After struggling at Daytona with its GTE Corvette converted to something more resembling a GT3 car, Corvette Racing unloaded its now-single-car effort at Sebring much stronger, and then was helped by a Balance of Performance change between practice and qualifying. The No. 3 of Jordan Taylor, Antonio Garcia and Nicky Catsburg qualified third and appeared to be in control in GTD Pro for much of the Mobil 1 Twelve Hours of Sebring presented by Advance Auto Parts, eventually securing their first victory in the two-race-old class by a 4.438s margin over the No. 63 TR3 Racing Lamborghini Huracan of Marco Mapelli, Andrea Caldarelli and Mirko Bortolotti.
“I think it looked easier than it was,” said Taylor “I’d say it was definitely a tough fight. We had a bunch of restarts where we were stuck in the pack with the GTD amateurs and then LMP3 cars, so I felt like every restart we were exposed to something happening and so we were trying to stay out of trouble for those first six to eight hours and then go racing at the end. Once we got to the front, the car was really good in clean air. Thankfully we were able to maintain that track position. I think if we had fallen back in class it would have been tough to get back through it. But thankfully the guys called a great strategy to keep us out front and executed every stop and everything perfectly and drivers made mistakes. So yeah, it was a really good day.”
With only minutes left in the race, Jules Gounon in the No. 97 WeatherTech Racing Mercedes AMG GT3 drove past a slowing Aaron Telitz in the No. 14 VasserSullivan Lexus RC F GT3 to take third with Maro Engel and Cooper MacNeil.
For much of the day, the Corvette was being hounded by the No. 24 BMW Team RLL M4 GT3 of Philipp Eng, Marco Wittman and Nick Yelloly, the sister car of which experienced power steering problems early. The No. 24 would experience a gearbox issue late in the race, falling out of podium contention.
Like Corvette, BMW suffered from lack of pace at Daytona, but testing on the track and wind tunnel led to some discoveries that, along with BoP changes and the different nature of Sebring vs. Daytona, had them on par with the rest of the GTD Pro and GTD field
In fact, it looked likely that the No. 96 Turner Motorsports BMW in the hands of Bill Auberlen, Robby Foley and Michael Dinan would secure the GTD victory as it led much of the afternoon thanks to having the pace and, as Auberlen put it, consistently strategizing their way into the lead. But the car had an undiagnosed issue that saw them lose a bit of speed. They would fall well off the podium when they had to make an extra stop to put Foley back into the car because it appeared Auberlen was going to go over his maximum drive time.

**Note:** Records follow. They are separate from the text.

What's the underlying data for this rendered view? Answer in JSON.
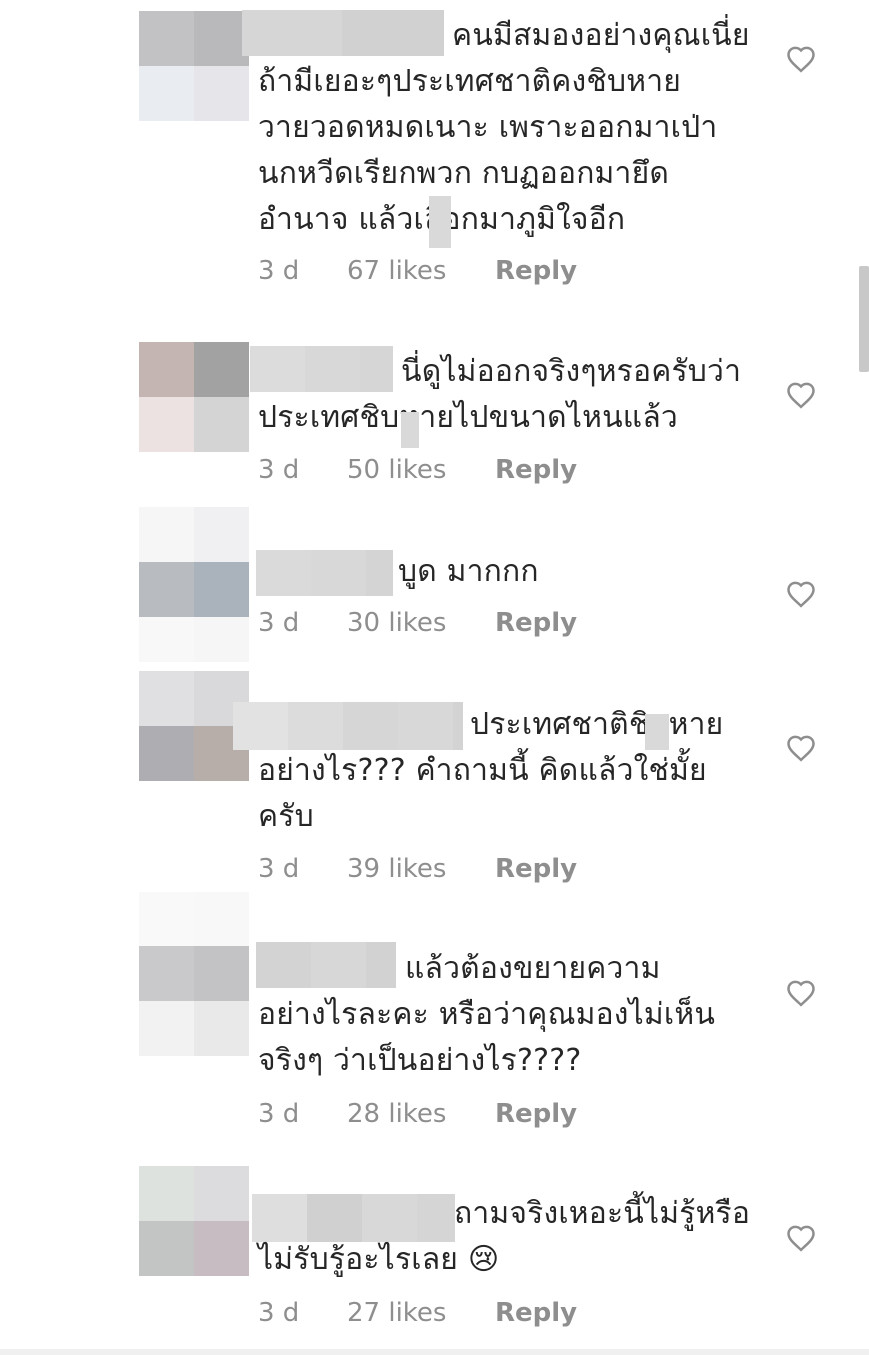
{
  "comments": [
    {
      "text": "คนมีสมองอย่างคุณเนี่ยถ้ามีเยอะๆประเทศชาติคงชิบหายวายวอดหมดเนาะ เพราะออกมาเป่านกหวีดเรียกพวก กบฏออกมายึดอำนาจ แล้วเลือกมาภูมิใจอีก",
      "time": "3 d",
      "likes": "67 likes",
      "reply": "Reply"
    },
    {
      "text": "นี่ดูไม่ออกจริงๆหรอครับว่าประเทศชิบหายไปขนาดไหนแล้ว",
      "time": "3 d",
      "likes": "50 likes",
      "reply": "Reply"
    },
    {
      "text": "บูด มากกก",
      "time": "3 d",
      "likes": "30 likes",
      "reply": "Reply"
    },
    {
      "text": "ประเทศชาติชิบหายอย่างไร??? คำถามนี้ คิดแล้วใช่มั้ยครับ",
      "time": "3 d",
      "likes": "39 likes",
      "reply": "Reply"
    },
    {
      "text": "แล้วต้องขยายความอย่างไรละคะ หรือว่าคุณมองไม่เห็นจริงๆ ว่าเป็นอย่างไร????",
      "time": "3 d",
      "likes": "28 likes",
      "reply": "Reply"
    },
    {
      "text": "ถามจริงเหอะนี้ไม่รู้หรือไม่รับรู้อะไรเลย 😢",
      "time": "3 d",
      "likes": "27 likes",
      "reply": "Reply"
    }
  ],
  "icons": {
    "like": "heart-outline-icon",
    "avatar": "pixelated-avatar"
  },
  "colors": {
    "text": "#262626",
    "meta": "#8e8e8e",
    "heart": "#8e8e8e"
  }
}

Thus what appeared an unlikely contender took the GTD win. It would have been easy to count out he No. 47 Cetilar Racing Ferrari; the car was involved in incidents throughout the race and was far from the same color scheme it started the race with thanks to a red door and lots of tape. But in the closing laps, with the up-to-then juggernaut of the Turner Motorsport BMW fading, Antonio Fuoco swept into the lead that he held to the end, sharing the win with Giorgio Sernagiotto and Roberto Lacorte.
“I think we know here in America is always like this — you can have some up and down,” said Fuoco. “Today I think it was the day to get a lot of up and down. We went from the front to the back. We had a small crash, we put some tape on the car just to continue.
“The guys did a really, really good job — Robert and George, they kept pushing. In the end I think I did my job. We had really good pace. So I’m really happy to have won this race and I would like to thank all the team because it is an amazing job. This race is for all of us.”
The No. 32 Gilbert Korthoff Motorsports Mercedes-AMG of Mike Skeen, Stevan McAleer and Daniel Juncadella finished second, followed by polesitter Toni Vilander in the No. 21 AF Corse Ferrari with Luis Perez Company and Simon Mann.